## EXERCISE OBJECTIVE
Please restate each entry below, word for word.

## DATASET ENTRIES
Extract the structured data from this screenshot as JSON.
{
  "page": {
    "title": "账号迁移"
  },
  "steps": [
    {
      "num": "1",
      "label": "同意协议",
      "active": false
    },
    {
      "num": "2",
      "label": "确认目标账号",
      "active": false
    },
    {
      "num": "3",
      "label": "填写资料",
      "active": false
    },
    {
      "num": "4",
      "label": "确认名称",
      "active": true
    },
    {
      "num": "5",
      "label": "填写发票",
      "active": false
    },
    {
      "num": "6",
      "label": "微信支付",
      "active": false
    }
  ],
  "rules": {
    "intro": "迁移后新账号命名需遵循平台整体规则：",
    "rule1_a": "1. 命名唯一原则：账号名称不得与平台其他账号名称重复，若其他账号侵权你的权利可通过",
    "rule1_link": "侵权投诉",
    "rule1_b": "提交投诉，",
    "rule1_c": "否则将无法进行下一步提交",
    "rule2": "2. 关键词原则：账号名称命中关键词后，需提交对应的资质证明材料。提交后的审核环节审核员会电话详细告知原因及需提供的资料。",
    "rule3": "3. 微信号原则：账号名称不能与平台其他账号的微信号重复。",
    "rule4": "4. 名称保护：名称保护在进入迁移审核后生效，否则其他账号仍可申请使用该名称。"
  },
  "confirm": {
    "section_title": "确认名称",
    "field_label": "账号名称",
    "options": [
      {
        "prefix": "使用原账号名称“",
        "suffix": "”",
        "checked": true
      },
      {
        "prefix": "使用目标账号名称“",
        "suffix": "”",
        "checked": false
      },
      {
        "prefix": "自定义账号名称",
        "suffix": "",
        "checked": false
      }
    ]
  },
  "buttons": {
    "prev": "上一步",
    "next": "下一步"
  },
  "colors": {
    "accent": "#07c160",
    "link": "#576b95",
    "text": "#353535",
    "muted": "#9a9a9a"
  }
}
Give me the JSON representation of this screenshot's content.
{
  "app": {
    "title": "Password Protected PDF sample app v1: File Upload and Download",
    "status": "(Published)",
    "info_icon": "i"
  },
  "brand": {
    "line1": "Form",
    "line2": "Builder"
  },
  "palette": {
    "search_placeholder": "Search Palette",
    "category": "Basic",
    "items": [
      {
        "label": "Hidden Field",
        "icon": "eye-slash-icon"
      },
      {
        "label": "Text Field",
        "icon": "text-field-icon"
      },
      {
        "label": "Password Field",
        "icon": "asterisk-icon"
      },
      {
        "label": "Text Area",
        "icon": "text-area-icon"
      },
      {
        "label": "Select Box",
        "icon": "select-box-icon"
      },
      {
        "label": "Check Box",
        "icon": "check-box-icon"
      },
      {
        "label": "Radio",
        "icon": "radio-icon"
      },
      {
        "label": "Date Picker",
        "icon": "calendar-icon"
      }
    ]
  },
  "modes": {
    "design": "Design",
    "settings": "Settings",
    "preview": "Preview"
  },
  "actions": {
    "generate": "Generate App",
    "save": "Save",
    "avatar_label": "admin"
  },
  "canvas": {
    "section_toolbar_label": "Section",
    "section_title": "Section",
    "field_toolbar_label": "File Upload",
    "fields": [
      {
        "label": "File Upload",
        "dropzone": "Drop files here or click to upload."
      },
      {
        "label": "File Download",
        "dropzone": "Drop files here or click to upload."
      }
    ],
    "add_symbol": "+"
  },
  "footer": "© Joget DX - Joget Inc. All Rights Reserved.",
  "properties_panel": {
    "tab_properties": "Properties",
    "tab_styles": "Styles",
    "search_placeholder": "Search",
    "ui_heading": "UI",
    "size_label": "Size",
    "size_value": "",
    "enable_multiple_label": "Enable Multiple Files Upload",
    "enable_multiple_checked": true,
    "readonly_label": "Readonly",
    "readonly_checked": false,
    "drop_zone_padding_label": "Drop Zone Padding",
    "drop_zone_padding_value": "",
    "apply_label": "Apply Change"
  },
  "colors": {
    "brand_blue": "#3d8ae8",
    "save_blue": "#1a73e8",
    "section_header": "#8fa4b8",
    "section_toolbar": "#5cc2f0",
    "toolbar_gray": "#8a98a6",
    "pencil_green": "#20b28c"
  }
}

## RESULT OF THE TASK
Extract the structured data from this screenshot as JSON.
{
  "page": {
    "title": "账号迁移"
  },
  "steps": [
    {
      "num": "1",
      "label": "同意协议",
      "active": false
    },
    {
      "num": "2",
      "label": "确认目标账号",
      "active": false
    },
    {
      "num": "3",
      "label": "填写资料",
      "active": false
    },
    {
      "num": "4",
      "label": "确认名称",
      "active": true
    },
    {
      "num": "5",
      "label": "填写发票",
      "active": false
    },
    {
      "num": "6",
      "label": "微信支付",
      "active": false
    }
  ],
  "rules": {
    "intro": "迁移后新账号命名需遵循平台整体规则：",
    "rule1_a": "1. 命名唯一原则：账号名称不得与平台其他账号名称重复，若其他账号侵权你的权利可通过",
    "rule1_link": "侵权投诉",
    "rule1_b": "提交投诉，",
    "rule1_c": "否则将无法进行下一步提交",
    "rule2": "2. 关键词原则：账号名称命中关键词后，需提交对应的资质证明材料。提交后的审核环节审核员会电话详细告知原因及需提供的资料。",
    "rule3": "3. 微信号原则：账号名称不能与平台其他账号的微信号重复。",
    "rule4": "4. 名称保护：名称保护在进入迁移审核后生效，否则其他账号仍可申请使用该名称。"
  },
  "confirm": {
    "section_title": "确认名称",
    "field_label": "账号名称",
    "options": [
      {
        "prefix": "使用原账号名称“",
        "suffix": "”",
        "checked": true
      },
      {
        "prefix": "使用目标账号名称“",
        "suffix": "”",
        "checked": false
      },
      {
        "prefix": "自定义账号名称",
        "suffix": "",
        "checked": false
      }
    ]
  },
  "buttons": {
    "prev": "上一步",
    "next": "下一步"
  },
  "colors": {
    "accent": "#07c160",
    "link": "#576b95",
    "text": "#353535",
    "muted": "#9a9a9a"
  }
}
Give me the JSON representation of this screenshot's content.
{
  "app": {
    "title": "Password Protected PDF sample app v1: File Upload and Download",
    "status": "(Published)",
    "info_icon": "i"
  },
  "brand": {
    "line1": "Form",
    "line2": "Builder"
  },
  "palette": {
    "search_placeholder": "Search Palette",
    "category": "Basic",
    "items": [
      {
        "label": "Hidden Field",
        "icon": "eye-slash-icon"
      },
      {
        "label": "Text Field",
        "icon": "text-field-icon"
      },
      {
        "label": "Password Field",
        "icon": "asterisk-icon"
      },
      {
        "label": "Text Area",
        "icon": "text-area-icon"
      },
      {
        "label": "Select Box",
        "icon": "select-box-icon"
      },
      {
        "label": "Check Box",
        "icon": "check-box-icon"
      },
      {
        "label": "Radio",
        "icon": "radio-icon"
      },
      {
        "label": "Date Picker",
        "icon": "calendar-icon"
      }
    ]
  },
  "modes": {
    "design": "Design",
    "settings": "Settings",
    "preview": "Preview"
  },
  "actions": {
    "generate": "Generate App",
    "save": "Save",
    "avatar_label": "admin"
  },
  "canvas": {
    "section_toolbar_label": "Section",
    "section_title": "Section",
    "field_toolbar_label": "File Upload",
    "fields": [
      {
        "label": "File Upload",
        "dropzone": "Drop files here or click to upload."
      },
      {
        "label": "File Download",
        "dropzone": "Drop files here or click to upload."
      }
    ],
    "add_symbol": "+"
  },
  "footer": "© Joget DX - Joget Inc. All Rights Reserved.",
  "properties_panel": {
    "tab_properties": "Properties",
    "tab_styles": "Styles",
    "search_placeholder": "Search",
    "ui_heading": "UI",
    "size_label": "Size",
    "size_value": "",
    "enable_multiple_label": "Enable Multiple Files Upload",
    "enable_multiple_checked": true,
    "readonly_label": "Readonly",
    "readonly_checked": false,
    "drop_zone_padding_label": "Drop Zone Padding",
    "drop_zone_padding_value": "",
    "apply_label": "Apply Change"
  },
  "colors": {
    "brand_blue": "#3d8ae8",
    "save_blue": "#1a73e8",
    "section_header": "#8fa4b8",
    "section_toolbar": "#5cc2f0",
    "toolbar_gray": "#8a98a6",
    "pencil_green": "#20b28c"
  }
}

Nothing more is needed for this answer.